I read up that Clonezilla was a great tool for cloning disks like this.  Well, it seems like a great tool, but it didn’t work for a disk with I/O errors.  It gave up and the disk was not bootable.

Luckily I read about another method.  It uses GNU ddrescue from the Ubuntu powered Rescue Remix bootable CD.  So, I downloaded that image and burned it to CD.

In order to have a logfile created in case of failure and needing to restart the process mid stream, I inserted a SD card and the Rescue REmix mounted it as a VFAT filesystem.

All I needed to do was put the path to the SD card’s mount point and the name of the logfile I wanted to create and that was that.


This is the logfile output that was created by the operation, along with the command line execution of the program.  Basically, I installed the new solid state drive in the computer and connected my old disk through the SATA-USB adapter.  So, in this case, the SDA device is the new solid state drive and the SDC device is the original drive that I am cloning to it.

# Rescue Logfile. Created by GNU ddrescue version 1.14
# Command line: ddrescue -r 3 -n -S -v /dev/sdc /dev/sda /media/usb0/tom.log –force
# current_pos current_status
0xE956DE00 +
# pos size status
0x00000000 0xE7857000 +
0xE7857000 0x00000E00 /
0xE7857E00 0x00000200 –
0xE7858000 0x01D15000 +
0xE956D000 0x00000E00 /
0xE956DE00 0x00000200 –
0xE956E000 0x7387698000 +

Well, GNU ddrescue was able to clone the disk in less than 24 hours.  I held my breath, but the new solid state drive booted up and the “Starting Windows” message came up and so did my desktop, in record time.

This machine now FLIES!

The OS boots up amazingly fast, runs fast, and shits down fast.  Applications open up blindingly fast compared to how they used to.  This definitely is an upgrade that can make any machine seem new.  Most people have no idea how hard drives bog down their memory and CPU.  Windows sees the hard drive transfer score go from a 5.9 to a 7.7.  That number seems small, but in reality you almost can’t believe how much faster and snappier the system is.  It’s literally like using a better than new machine.

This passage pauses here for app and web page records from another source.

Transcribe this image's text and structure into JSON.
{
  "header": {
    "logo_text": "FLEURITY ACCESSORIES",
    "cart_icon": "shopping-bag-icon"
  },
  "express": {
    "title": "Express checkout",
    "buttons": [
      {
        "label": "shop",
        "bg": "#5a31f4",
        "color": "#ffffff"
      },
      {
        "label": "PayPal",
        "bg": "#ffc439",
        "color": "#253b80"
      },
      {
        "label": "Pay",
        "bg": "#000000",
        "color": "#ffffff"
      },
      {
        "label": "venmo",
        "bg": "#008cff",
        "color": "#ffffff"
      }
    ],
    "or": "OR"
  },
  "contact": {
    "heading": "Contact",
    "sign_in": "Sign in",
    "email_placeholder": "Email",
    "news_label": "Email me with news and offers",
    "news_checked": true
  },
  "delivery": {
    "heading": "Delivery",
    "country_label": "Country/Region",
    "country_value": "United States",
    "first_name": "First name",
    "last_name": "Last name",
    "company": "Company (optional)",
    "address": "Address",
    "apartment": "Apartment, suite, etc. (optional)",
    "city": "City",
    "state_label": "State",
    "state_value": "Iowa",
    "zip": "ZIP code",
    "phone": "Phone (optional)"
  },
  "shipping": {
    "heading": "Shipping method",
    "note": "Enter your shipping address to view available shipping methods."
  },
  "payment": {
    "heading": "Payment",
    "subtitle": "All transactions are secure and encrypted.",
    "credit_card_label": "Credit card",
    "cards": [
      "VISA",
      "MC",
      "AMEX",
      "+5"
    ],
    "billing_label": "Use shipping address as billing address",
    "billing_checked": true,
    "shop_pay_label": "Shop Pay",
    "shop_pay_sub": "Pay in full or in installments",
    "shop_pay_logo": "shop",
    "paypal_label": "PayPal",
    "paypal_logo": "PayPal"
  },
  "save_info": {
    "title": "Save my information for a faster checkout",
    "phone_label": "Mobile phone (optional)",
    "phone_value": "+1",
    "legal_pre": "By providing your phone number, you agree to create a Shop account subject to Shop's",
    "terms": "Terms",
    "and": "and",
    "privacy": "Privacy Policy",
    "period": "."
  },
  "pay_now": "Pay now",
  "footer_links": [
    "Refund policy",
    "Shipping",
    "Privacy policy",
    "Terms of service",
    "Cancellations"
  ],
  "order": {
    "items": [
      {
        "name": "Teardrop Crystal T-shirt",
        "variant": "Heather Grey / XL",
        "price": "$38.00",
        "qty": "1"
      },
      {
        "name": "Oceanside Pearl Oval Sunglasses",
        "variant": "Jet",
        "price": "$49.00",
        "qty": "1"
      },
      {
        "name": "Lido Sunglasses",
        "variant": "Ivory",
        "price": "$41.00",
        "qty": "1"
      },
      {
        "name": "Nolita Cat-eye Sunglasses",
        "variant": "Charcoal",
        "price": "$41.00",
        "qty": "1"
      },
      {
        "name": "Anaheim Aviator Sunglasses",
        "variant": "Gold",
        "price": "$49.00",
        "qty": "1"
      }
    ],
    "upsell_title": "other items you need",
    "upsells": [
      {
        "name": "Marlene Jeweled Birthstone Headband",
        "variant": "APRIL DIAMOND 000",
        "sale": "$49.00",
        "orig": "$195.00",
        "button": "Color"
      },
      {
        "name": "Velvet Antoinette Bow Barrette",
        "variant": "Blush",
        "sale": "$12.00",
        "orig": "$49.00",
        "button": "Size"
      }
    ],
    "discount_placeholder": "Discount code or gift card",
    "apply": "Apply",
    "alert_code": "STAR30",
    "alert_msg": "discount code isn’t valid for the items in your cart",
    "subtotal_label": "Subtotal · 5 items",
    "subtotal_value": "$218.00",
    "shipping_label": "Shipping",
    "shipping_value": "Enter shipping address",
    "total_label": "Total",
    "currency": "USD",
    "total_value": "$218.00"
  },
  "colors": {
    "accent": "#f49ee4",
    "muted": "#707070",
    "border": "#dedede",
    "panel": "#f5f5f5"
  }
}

Again, do backups just in case.  I mean before the upgrade but also after, in case the solid state drive ever has a problem.

Here are some pictures of the process.  I started with the Clonezilla disk but had to move to the Ubuntu Rescue Remix and GNU ddrescue.

Shown are the computer, the drives, the USB-SATA converter, as well as the Windows disk score after.


Old Windows Disk Score 5.9

New Windows Disk Score 7.7


I hope that this provided you with a useful case study for how to upgrade a machine from an old problem riddled disk to a new solid state drive that turns an old clunker into a speed demon.

Share this around and comment below if you have a real comment.  Only real comments are allowed.

Until next time…


–Tom Connelly

It's only fair to share...Pin on PinterestShare on FacebookTweet about this on TwitterShare on LinkedInShare on Google+

{ 0 comments… add one }

Leave a Comment